┌──

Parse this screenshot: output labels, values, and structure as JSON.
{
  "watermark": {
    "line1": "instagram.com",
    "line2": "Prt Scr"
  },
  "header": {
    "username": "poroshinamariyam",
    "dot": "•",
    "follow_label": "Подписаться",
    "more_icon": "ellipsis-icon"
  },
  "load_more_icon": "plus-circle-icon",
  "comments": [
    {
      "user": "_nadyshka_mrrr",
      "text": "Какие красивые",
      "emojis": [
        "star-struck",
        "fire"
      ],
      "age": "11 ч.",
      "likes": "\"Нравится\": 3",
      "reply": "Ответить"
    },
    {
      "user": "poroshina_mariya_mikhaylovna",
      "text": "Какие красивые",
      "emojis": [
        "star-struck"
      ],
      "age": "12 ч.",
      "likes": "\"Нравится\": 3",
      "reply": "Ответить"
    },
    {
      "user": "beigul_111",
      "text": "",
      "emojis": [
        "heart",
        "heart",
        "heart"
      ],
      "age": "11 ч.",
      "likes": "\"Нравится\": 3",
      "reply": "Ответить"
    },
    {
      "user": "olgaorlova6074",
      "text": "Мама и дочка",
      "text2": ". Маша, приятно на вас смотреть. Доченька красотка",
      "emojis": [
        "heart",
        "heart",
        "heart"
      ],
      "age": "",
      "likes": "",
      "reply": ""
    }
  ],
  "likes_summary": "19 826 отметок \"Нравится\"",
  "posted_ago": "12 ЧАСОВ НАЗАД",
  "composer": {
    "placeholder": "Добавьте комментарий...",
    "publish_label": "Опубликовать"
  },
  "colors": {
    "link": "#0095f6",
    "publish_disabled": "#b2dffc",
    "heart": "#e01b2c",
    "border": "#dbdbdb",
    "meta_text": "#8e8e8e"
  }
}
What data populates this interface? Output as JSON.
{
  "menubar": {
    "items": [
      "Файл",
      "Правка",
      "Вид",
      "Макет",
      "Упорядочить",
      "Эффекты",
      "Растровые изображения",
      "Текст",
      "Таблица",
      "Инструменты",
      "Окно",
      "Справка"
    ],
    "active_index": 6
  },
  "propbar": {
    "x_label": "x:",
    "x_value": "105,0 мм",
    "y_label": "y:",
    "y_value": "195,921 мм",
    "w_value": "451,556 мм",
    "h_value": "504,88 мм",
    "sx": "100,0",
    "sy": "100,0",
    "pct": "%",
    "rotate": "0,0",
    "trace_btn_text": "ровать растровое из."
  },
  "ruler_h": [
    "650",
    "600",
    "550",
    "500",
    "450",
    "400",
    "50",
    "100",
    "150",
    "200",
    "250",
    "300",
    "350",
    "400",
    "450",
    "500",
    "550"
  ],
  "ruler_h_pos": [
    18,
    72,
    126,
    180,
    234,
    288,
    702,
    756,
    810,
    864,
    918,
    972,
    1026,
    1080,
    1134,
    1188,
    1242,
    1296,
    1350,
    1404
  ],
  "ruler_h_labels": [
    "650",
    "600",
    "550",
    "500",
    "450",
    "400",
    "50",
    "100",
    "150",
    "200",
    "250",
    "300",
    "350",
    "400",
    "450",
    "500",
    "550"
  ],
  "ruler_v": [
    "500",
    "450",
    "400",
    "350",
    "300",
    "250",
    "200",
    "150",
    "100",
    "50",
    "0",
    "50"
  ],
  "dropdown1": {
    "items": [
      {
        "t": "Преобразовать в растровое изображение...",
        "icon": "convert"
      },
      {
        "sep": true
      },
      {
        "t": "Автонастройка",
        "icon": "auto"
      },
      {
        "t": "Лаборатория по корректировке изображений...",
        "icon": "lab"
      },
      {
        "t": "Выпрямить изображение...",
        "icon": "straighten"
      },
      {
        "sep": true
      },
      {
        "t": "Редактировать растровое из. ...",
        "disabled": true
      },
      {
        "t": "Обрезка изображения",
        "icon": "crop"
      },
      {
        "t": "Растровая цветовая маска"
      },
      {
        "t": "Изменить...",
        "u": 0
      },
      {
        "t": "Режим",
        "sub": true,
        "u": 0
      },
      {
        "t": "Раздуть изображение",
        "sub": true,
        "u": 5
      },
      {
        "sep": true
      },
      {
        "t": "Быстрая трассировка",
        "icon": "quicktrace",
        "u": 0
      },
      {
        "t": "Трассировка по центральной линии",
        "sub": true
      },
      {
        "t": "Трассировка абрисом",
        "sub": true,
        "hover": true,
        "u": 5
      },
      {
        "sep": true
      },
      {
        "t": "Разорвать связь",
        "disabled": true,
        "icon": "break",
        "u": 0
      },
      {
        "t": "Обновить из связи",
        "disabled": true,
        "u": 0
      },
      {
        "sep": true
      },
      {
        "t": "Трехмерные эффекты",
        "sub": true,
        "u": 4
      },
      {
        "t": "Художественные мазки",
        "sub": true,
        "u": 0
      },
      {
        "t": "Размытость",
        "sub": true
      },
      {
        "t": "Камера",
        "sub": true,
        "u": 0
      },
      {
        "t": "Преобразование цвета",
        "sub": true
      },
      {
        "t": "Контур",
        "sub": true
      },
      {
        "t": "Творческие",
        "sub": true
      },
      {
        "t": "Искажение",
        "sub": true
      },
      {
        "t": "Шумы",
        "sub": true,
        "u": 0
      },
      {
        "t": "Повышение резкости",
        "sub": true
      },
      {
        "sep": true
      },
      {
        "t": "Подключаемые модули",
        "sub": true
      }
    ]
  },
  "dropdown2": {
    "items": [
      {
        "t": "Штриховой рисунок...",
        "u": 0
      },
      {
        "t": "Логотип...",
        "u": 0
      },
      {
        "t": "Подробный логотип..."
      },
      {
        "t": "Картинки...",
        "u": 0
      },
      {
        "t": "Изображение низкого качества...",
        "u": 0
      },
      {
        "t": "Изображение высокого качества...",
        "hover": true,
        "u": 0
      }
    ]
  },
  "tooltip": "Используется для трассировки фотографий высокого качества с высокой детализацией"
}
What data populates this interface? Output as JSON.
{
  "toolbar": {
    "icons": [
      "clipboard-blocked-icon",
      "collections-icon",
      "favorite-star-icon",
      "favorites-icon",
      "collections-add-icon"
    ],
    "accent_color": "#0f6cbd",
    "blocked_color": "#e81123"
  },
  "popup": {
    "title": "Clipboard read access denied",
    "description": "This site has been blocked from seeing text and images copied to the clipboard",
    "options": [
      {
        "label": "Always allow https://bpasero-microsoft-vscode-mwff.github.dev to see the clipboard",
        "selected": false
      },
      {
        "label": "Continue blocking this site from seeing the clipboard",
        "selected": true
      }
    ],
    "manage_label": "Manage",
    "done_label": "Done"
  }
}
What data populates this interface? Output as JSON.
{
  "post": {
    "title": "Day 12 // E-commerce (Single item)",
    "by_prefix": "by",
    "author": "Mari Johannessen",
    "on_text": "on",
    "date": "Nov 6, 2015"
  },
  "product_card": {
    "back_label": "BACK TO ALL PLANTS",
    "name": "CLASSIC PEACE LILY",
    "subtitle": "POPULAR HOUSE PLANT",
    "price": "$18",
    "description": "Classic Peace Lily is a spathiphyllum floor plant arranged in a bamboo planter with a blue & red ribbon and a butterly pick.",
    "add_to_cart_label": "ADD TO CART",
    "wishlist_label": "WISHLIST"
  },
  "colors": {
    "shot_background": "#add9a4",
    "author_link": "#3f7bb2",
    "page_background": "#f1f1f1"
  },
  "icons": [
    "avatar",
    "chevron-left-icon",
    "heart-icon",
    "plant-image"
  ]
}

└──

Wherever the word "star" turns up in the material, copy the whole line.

        "star-struck",
        "star-struck"
      "favorite-star-icon",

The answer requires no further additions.